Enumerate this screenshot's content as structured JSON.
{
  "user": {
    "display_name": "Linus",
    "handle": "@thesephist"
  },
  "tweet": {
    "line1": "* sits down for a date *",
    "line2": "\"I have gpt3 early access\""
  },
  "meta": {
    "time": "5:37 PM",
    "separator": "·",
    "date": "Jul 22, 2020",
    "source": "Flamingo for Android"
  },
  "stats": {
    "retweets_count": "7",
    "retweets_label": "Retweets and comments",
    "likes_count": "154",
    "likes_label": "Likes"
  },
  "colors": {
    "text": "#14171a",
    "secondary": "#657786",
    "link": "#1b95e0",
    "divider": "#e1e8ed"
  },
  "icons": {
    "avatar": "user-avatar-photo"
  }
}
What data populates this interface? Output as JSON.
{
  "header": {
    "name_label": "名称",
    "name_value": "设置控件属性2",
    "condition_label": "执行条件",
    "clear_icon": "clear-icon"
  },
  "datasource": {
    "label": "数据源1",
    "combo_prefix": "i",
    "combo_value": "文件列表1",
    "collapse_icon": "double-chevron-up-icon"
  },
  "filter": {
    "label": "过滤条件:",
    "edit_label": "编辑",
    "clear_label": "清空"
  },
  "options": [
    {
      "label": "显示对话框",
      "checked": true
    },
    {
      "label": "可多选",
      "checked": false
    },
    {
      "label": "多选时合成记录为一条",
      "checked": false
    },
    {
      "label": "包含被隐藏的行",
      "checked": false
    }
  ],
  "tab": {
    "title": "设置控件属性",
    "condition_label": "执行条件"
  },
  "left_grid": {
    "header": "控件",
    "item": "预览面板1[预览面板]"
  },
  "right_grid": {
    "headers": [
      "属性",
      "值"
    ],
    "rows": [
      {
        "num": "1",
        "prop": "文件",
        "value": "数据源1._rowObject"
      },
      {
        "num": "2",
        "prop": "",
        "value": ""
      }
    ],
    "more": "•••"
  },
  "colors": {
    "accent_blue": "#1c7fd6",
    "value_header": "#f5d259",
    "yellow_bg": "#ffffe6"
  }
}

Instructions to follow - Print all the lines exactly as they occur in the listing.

Problem solution -
Enumerate this screenshot's content as structured JSON.
{
  "user": {
    "display_name": "Linus",
    "handle": "@thesephist"
  },
  "tweet": {
    "line1": "* sits down for a date *",
    "line2": "\"I have gpt3 early access\""
  },
  "meta": {
    "time": "5:37 PM",
    "separator": "·",
    "date": "Jul 22, 2020",
    "source": "Flamingo for Android"
  },
  "stats": {
    "retweets_count": "7",
    "retweets_label": "Retweets and comments",
    "likes_count": "154",
    "likes_label": "Likes"
  },
  "colors": {
    "text": "#14171a",
    "secondary": "#657786",
    "link": "#1b95e0",
    "divider": "#e1e8ed"
  },
  "icons": {
    "avatar": "user-avatar-photo"
  }
}
What data populates this interface? Output as JSON.
{
  "header": {
    "name_label": "名称",
    "name_value": "设置控件属性2",
    "condition_label": "执行条件",
    "clear_icon": "clear-icon"
  },
  "datasource": {
    "label": "数据源1",
    "combo_prefix": "i",
    "combo_value": "文件列表1",
    "collapse_icon": "double-chevron-up-icon"
  },
  "filter": {
    "label": "过滤条件:",
    "edit_label": "编辑",
    "clear_label": "清空"
  },
  "options": [
    {
      "label": "显示对话框",
      "checked": true
    },
    {
      "label": "可多选",
      "checked": false
    },
    {
      "label": "多选时合成记录为一条",
      "checked": false
    },
    {
      "label": "包含被隐藏的行",
      "checked": false
    }
  ],
  "tab": {
    "title": "设置控件属性",
    "condition_label": "执行条件"
  },
  "left_grid": {
    "header": "控件",
    "item": "预览面板1[预览面板]"
  },
  "right_grid": {
    "headers": [
      "属性",
      "值"
    ],
    "rows": [
      {
        "num": "1",
        "prop": "文件",
        "value": "数据源1._rowObject"
      },
      {
        "num": "2",
        "prop": "",
        "value": ""
      }
    ],
    "more": "•••"
  },
  "colors": {
    "accent_blue": "#1c7fd6",
    "value_header": "#f5d259",
    "yellow_bg": "#ffffe6"
  }
}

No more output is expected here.